“Most 3PLs involved with automotive have been doing lean and kaizen for many years – everyone has their own version,” admits Pursey.
Yusen has branded the kaizen principles that are part and parcel of the wider NYK group culture, developing them as a company excellence system and integrating them across all of its business sectors in a programme called YES, or the Yusen Excellence System.
“We have used [it] across all our sectors and have identified benefits,” says Pursey. “All of our customers are looking for gain-share opportunities and better or new ways of doing things.”
The programme, which was first introduced when Yusen Logistics was formed, is designed to standardise the communication of the company’s operational performance management and continuous improvement, building on the NYK Group’s values of “integrity, intensity and innovation”.
The scheme is currently being introduced to transport operations, representing 65% of Yusen’s UK business, as well as its back office and central functions. The aim, says the company, is to apply the lean methodology for all elements of its business and eliminate non-value added processes and non-essential paperwork.

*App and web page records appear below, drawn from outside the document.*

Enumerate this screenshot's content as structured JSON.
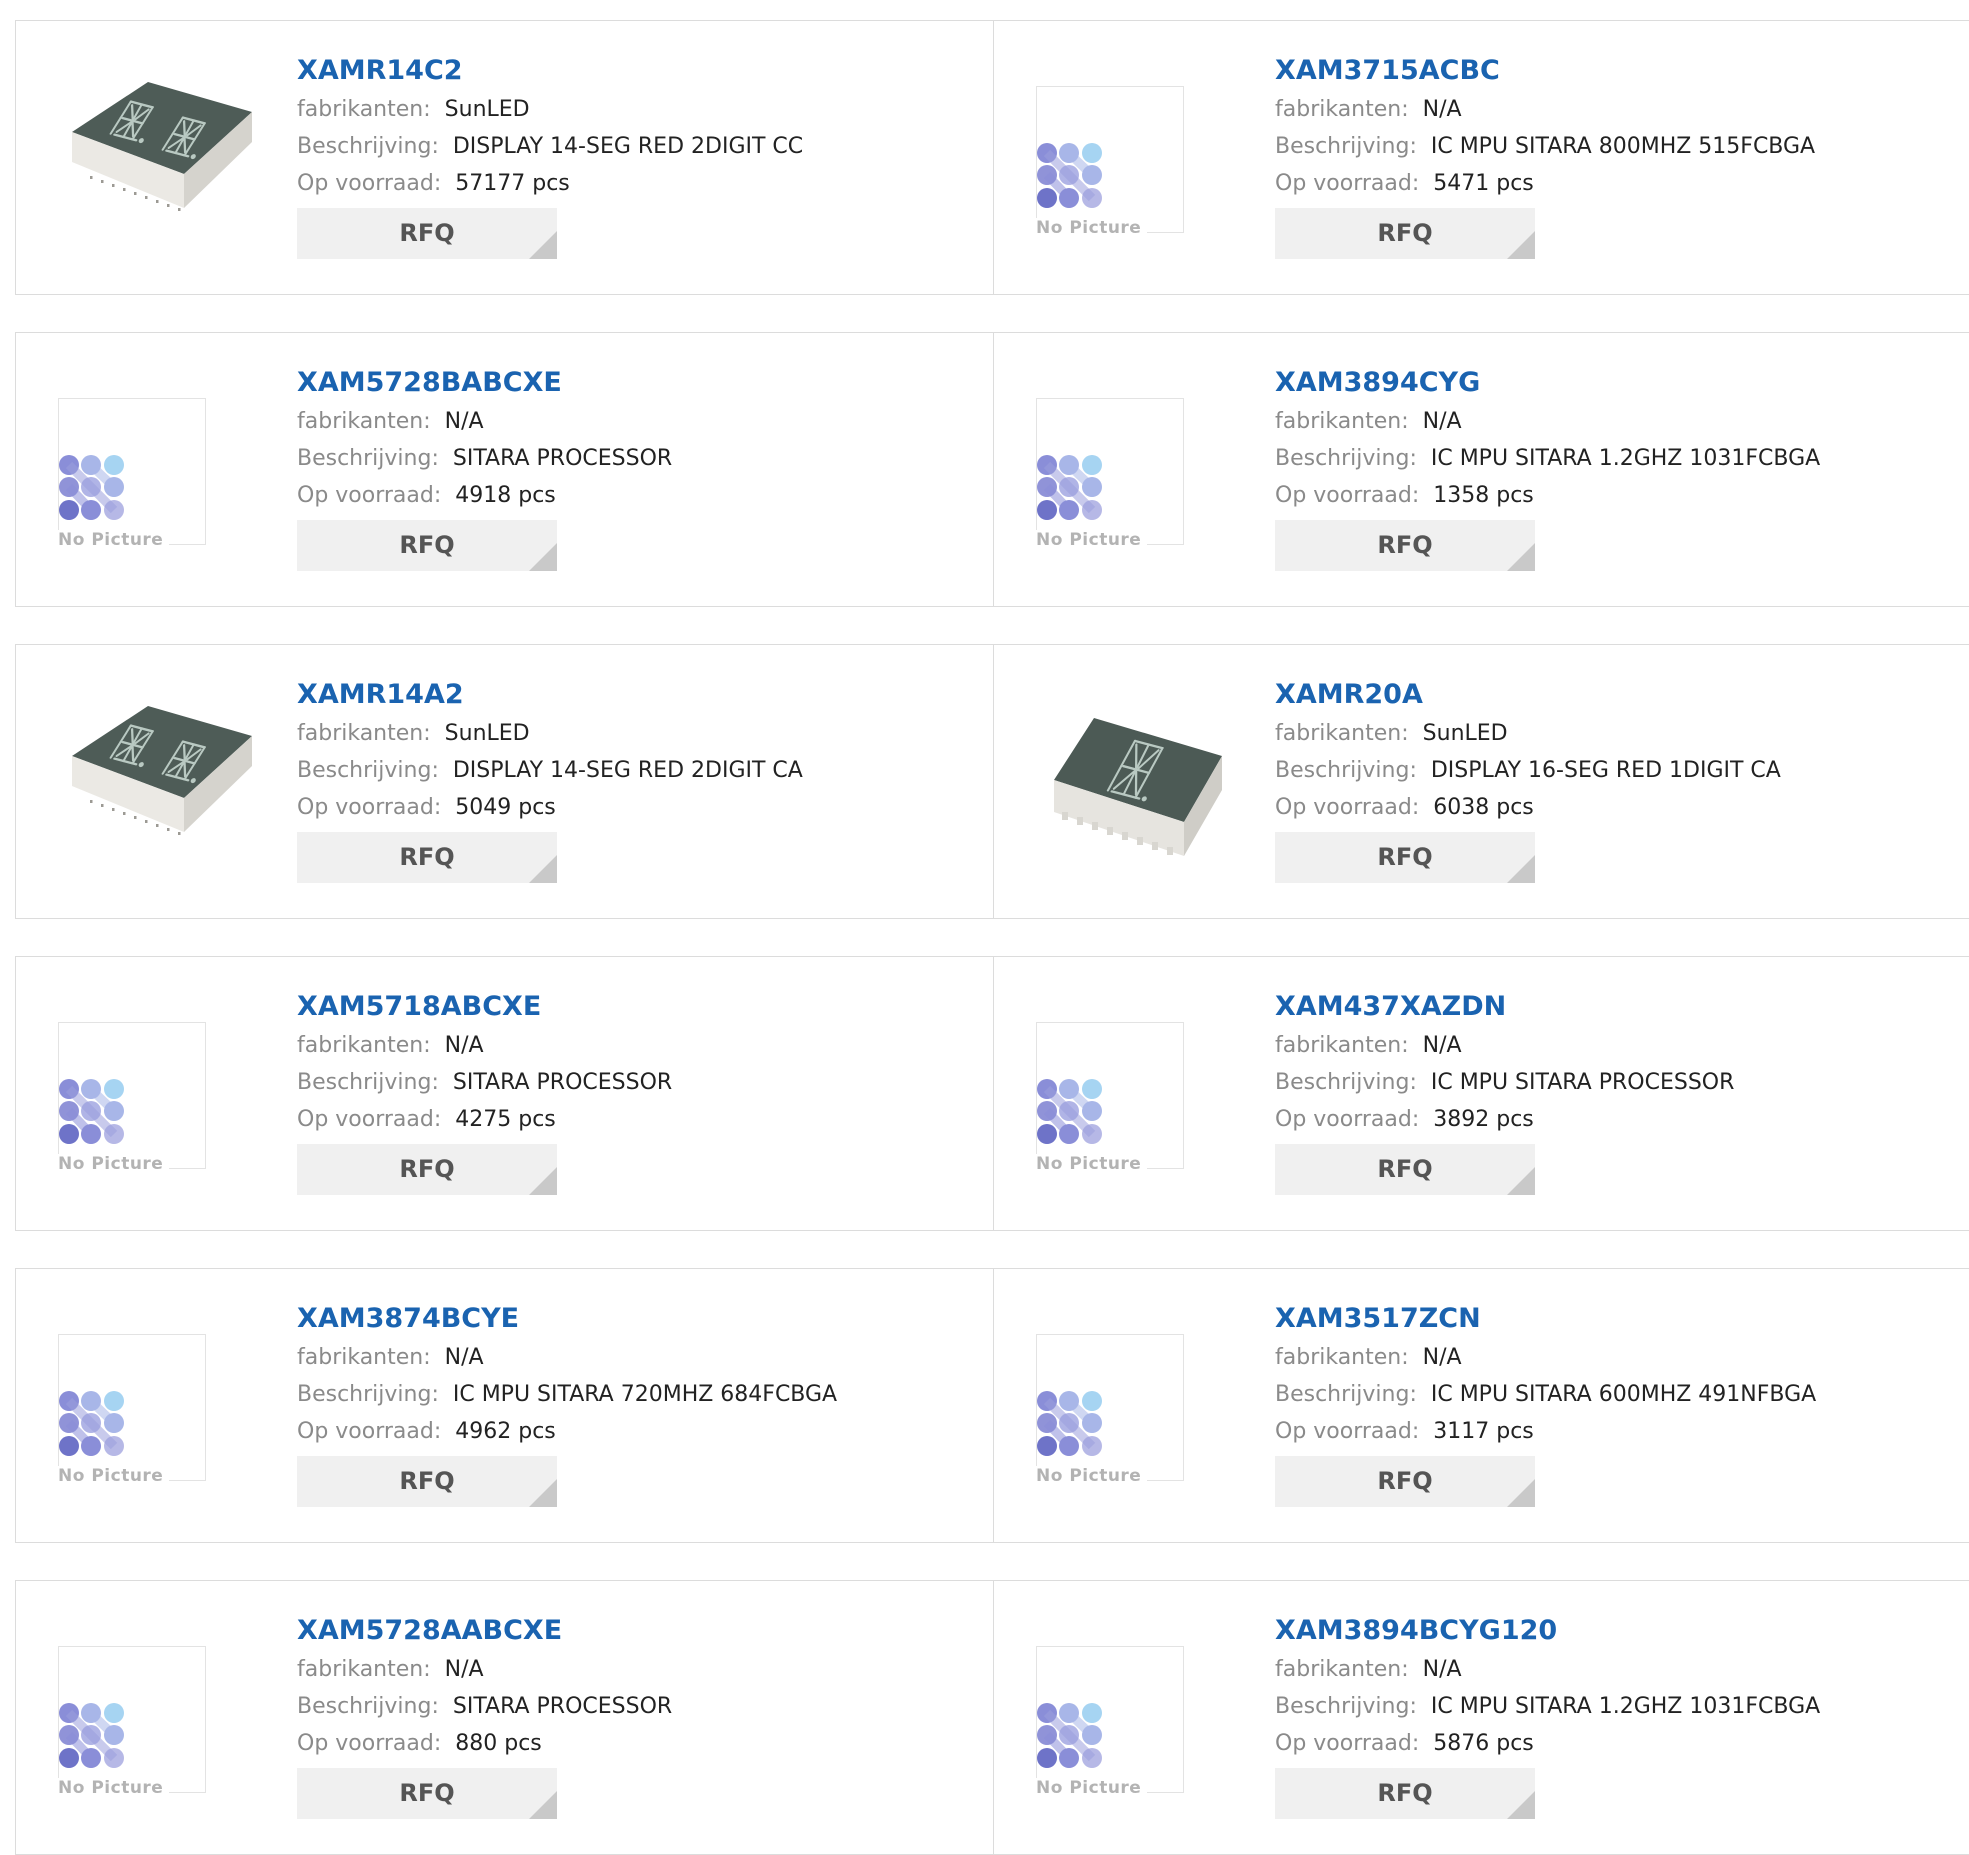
{
  "labels": {
    "manufacturer": "fabrikanten:",
    "description": "Beschrijving:",
    "stock": "Op voorraad:",
    "rfq": "RFQ",
    "no_picture": "No Picture"
  },
  "products": [
    {
      "part": "XAMR14C2",
      "manufacturer": "SunLED",
      "description": "DISPLAY 14-SEG RED 2DIGIT CC",
      "stock": "57177 pcs",
      "image": "led-2digit-icon"
    },
    {
      "part": "XAM3715ACBC",
      "manufacturer": "N/A",
      "description": "IC MPU SITARA 800MHZ 515FCBGA",
      "stock": "5471 pcs",
      "image": "no-picture-icon"
    },
    {
      "part": "XAM5728BABCXE",
      "manufacturer": "N/A",
      "description": "SITARA PROCESSOR",
      "stock": "4918 pcs",
      "image": "no-picture-icon"
    },
    {
      "part": "XAM3894CYG",
      "manufacturer": "N/A",
      "description": "IC MPU SITARA 1.2GHZ 1031FCBGA",
      "stock": "1358 pcs",
      "image": "no-picture-icon"
    },
    {
      "part": "XAMR14A2",
      "manufacturer": "SunLED",
      "description": "DISPLAY 14-SEG RED 2DIGIT CA",
      "stock": "5049 pcs",
      "image": "led-2digit-icon"
    },
    {
      "part": "XAMR20A",
      "manufacturer": "SunLED",
      "description": "DISPLAY 16-SEG RED 1DIGIT CA",
      "stock": "6038 pcs",
      "image": "led-1digit-icon"
    },
    {
      "part": "XAM5718ABCXE",
      "manufacturer": "N/A",
      "description": "SITARA PROCESSOR",
      "stock": "4275 pcs",
      "image": "no-picture-icon"
    },
    {
      "part": "XAM437XAZDN",
      "manufacturer": "N/A",
      "description": "IC MPU SITARA PROCESSOR",
      "stock": "3892 pcs",
      "image": "no-picture-icon"
    },
    {
      "part": "XAM3874BCYE",
      "manufacturer": "N/A",
      "description": "IC MPU SITARA 720MHZ 684FCBGA",
      "stock": "4962 pcs",
      "image": "no-picture-icon"
    },
    {
      "part": "XAM3517ZCN",
      "manufacturer": "N/A",
      "description": "IC MPU SITARA 600MHZ 491NFBGA",
      "stock": "3117 pcs",
      "image": "no-picture-icon"
    },
    {
      "part": "XAM5728AABCXE",
      "manufacturer": "N/A",
      "description": "SITARA PROCESSOR",
      "stock": "880 pcs",
      "image": "no-picture-icon"
    },
    {
      "part": "XAM3894BCYG120",
      "manufacturer": "N/A",
      "description": "IC MPU SITARA 1.2GHZ 1031FCBGA",
      "stock": "5876 pcs",
      "image": "no-picture-icon"
    }
  ]
}
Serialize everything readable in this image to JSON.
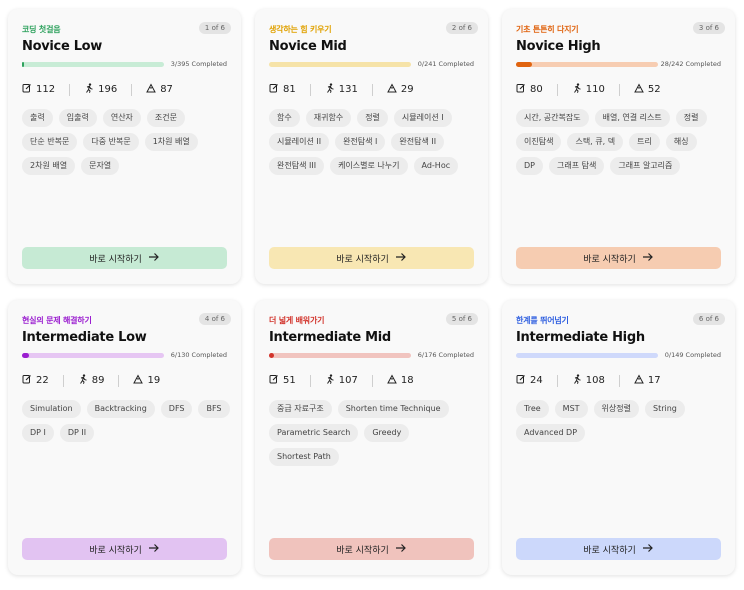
{
  "cards": [
    {
      "subtitle": "코딩 첫걸음",
      "subtitle_color": "#2fa25e",
      "stage": "1 of 6",
      "title": "Novice Low",
      "progress_text": "3/395 Completed",
      "progress_fraction": 0.0076,
      "track_color": "#c8ecd6",
      "fill_color": "#2fa25e",
      "stats": {
        "problems": "112",
        "solvers": "196",
        "levels": "87"
      },
      "tags": [
        "출력",
        "입출력",
        "연산자",
        "조건문",
        "단순 반복문",
        "다중 반복문",
        "1차원 배열",
        "2차원 배열",
        "문자열"
      ],
      "button_label": "바로 시작하기",
      "button_color": "#c6ead4"
    },
    {
      "subtitle": "생각하는 힘 키우기",
      "subtitle_color": "#e0a100",
      "stage": "2 of 6",
      "title": "Novice Mid",
      "progress_text": "0/241 Completed",
      "progress_fraction": 0,
      "track_color": "#f6e3a8",
      "fill_color": "#e0a100",
      "stats": {
        "problems": "81",
        "solvers": "131",
        "levels": "29"
      },
      "tags": [
        "함수",
        "재귀함수",
        "정렬",
        "시뮬레이션 I",
        "시뮬레이션 II",
        "완전탐색 I",
        "완전탐색 II",
        "완전탐색 III",
        "케이스별로 나누기",
        "Ad-Hoc"
      ],
      "button_label": "바로 시작하기",
      "button_color": "#f8e7b3"
    },
    {
      "subtitle": "기초 튼튼히 다지기",
      "subtitle_color": "#e06410",
      "stage": "3 of 6",
      "title": "Novice High",
      "progress_text": "28/242 Completed",
      "progress_fraction": 0.1157,
      "track_color": "#f7cdb2",
      "fill_color": "#e06410",
      "stats": {
        "problems": "80",
        "solvers": "110",
        "levels": "52"
      },
      "tags": [
        "시간, 공간복잡도",
        "배열, 연결 리스트",
        "정렬",
        "이진탐색",
        "스택, 큐, 덱",
        "트리",
        "해싱",
        "DP",
        "그래프 탐색",
        "그래프 알고리즘"
      ],
      "button_label": "바로 시작하기",
      "button_color": "#f6ccb1"
    },
    {
      "subtitle": "현실의 문제 해결하기",
      "subtitle_color": "#9b1fd0",
      "stage": "4 of 6",
      "title": "Intermediate Low",
      "progress_text": "6/130 Completed",
      "progress_fraction": 0.046,
      "track_color": "#e6c6f3",
      "fill_color": "#9b1fd0",
      "stats": {
        "problems": "22",
        "solvers": "89",
        "levels": "19"
      },
      "tags": [
        "Simulation",
        "Backtracking",
        "DFS",
        "BFS",
        "DP I",
        "DP II"
      ],
      "button_label": "바로 시작하기",
      "button_color": "#e2c3f2"
    },
    {
      "subtitle": "더 넓게 배워가기",
      "subtitle_color": "#d2342c",
      "stage": "5 of 6",
      "title": "Intermediate Mid",
      "progress_text": "6/176 Completed",
      "progress_fraction": 0.034,
      "track_color": "#f1c4bf",
      "fill_color": "#d2342c",
      "stats": {
        "problems": "51",
        "solvers": "107",
        "levels": "18"
      },
      "tags": [
        "중급 자료구조",
        "Shorten time Technique",
        "Parametric Search",
        "Greedy",
        "Shortest Path"
      ],
      "button_label": "바로 시작하기",
      "button_color": "#f0c3bd"
    },
    {
      "subtitle": "한계를 뛰어넘기",
      "subtitle_color": "#2f5fe0",
      "stage": "6 of 6",
      "title": "Intermediate High",
      "progress_text": "0/149 Completed",
      "progress_fraction": 0,
      "track_color": "#cfd9fb",
      "fill_color": "#2f5fe0",
      "stats": {
        "problems": "24",
        "solvers": "108",
        "levels": "17"
      },
      "tags": [
        "Tree",
        "MST",
        "위상정렬",
        "String",
        "Advanced DP"
      ],
      "button_label": "바로 시작하기",
      "button_color": "#ccd8fb"
    }
  ]
}
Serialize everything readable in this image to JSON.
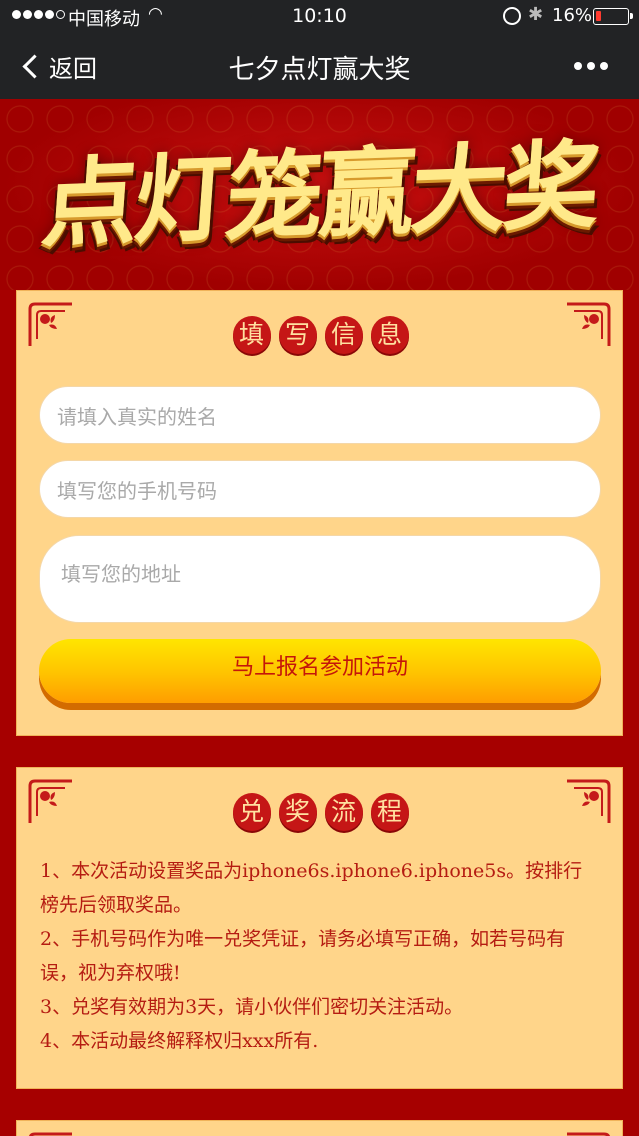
{
  "status_bar": {
    "carrier": "中国移动",
    "time": "10:10",
    "battery_percent": "16%",
    "battery_level": 0.16
  },
  "nav": {
    "back_label": "返回",
    "title": "七夕点灯赢大奖"
  },
  "banner": {
    "title": "点灯笼赢大奖"
  },
  "form": {
    "heading": [
      "填",
      "写",
      "信",
      "息"
    ],
    "name_placeholder": "请填入真实的姓名",
    "phone_placeholder": "填写您的手机号码",
    "address_placeholder": "填写您的地址",
    "submit_label": "马上报名参加活动"
  },
  "rules": {
    "heading": [
      "兑",
      "奖",
      "流",
      "程"
    ],
    "items": [
      "1、本次活动设置奖品为iphone6s.iphone6.iphone5s。按排行榜先后领取奖品。",
      "2、手机号码作为唯一兑奖凭证，请务必填写正确，如若号码有误，视为弃权哦!",
      "3、兑奖有效期为3天，请小伙伴们密切关注活动。",
      "4、本活动最终解释权归xxx所有."
    ]
  },
  "colors": {
    "page_bg": "#a60000",
    "panel_bg": "#ffd58a",
    "accent_red": "#c51616",
    "button_yellow": "#ffc200"
  }
}
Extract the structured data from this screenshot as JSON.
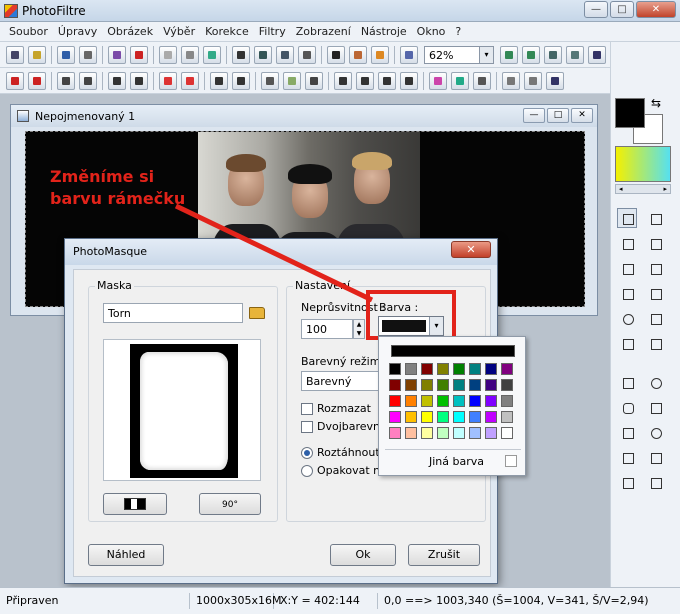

“YES tools are vital to enable Yusen to deliver continuous improvements in response to client cost reduction expectations, often resulting in a gain-share agreement to recognise delivered results,” says Pursey. “Contracts are set with kaizen targets based on operational maturity, which are reviewed at UK board level in delivery of service, safety, value and quality improvements on behalf of our customers.”
Better be ready to compromise
In today’s automotive industry, Pursey says that it is important for every one of its contracts to demonstrate that the company is creating new ideas.
“It is not always about cost. It can be about quality and improvement in service, and improvement in safety, and communication. More often that not, though, it is about doing it better and for less,” he says.
The push for innovation by a logistics provider is important, given the complaints from many manufacturers that they don’t see enough of it. But Pursey sees it a bit differently, suggesting that compromise plays an essential role in introducing supply chain projects. For example, Yusen gets paid by the cube or tonnage, which Pursey says is to its benefit, but the company also has to demonstrate to manufacturers that it is collecting more volume while moving fewer miles.
"OEMs have the direct relationship with the supplier – so we make the suggestion and if it is something where people can see a real benefit, then an improvement initiative is kicked off”" - John Pursey, Yusen Logistics
While the automotive industry is regarded as leading edge in many ways when it comes to lean logistics, they tend to be based on solutions that the OEM wants – in other words, the carmakers are still engineering and deciding most things when engineering or designing a logistics network.
“Whenever we are planning collections and we can see a better way of supplying that volume through our IT systems, we will make those recommendations to the suppliers through the OEM,” Pursey says. “They have the direct relationship with the supplier – so we make the suggestion and if it is something where people can see a real benefit, then an improvement initiative is kicked off.”
For such a system to be effective, it’s important to have regular meetings with the OEMs that Yusen serves. Making compromises over cost savings is always on the table, Pursey admits.
“On occasions we have identified opportunities, but someone has to compromise to find the gain-share benefit for everyone,” he says. “Sometimes that is difficult for people to do because they want guarantee of service and protection of their own line-side delivery and network operation. It is hard, but if the prize is big enough, you normally find a solution.”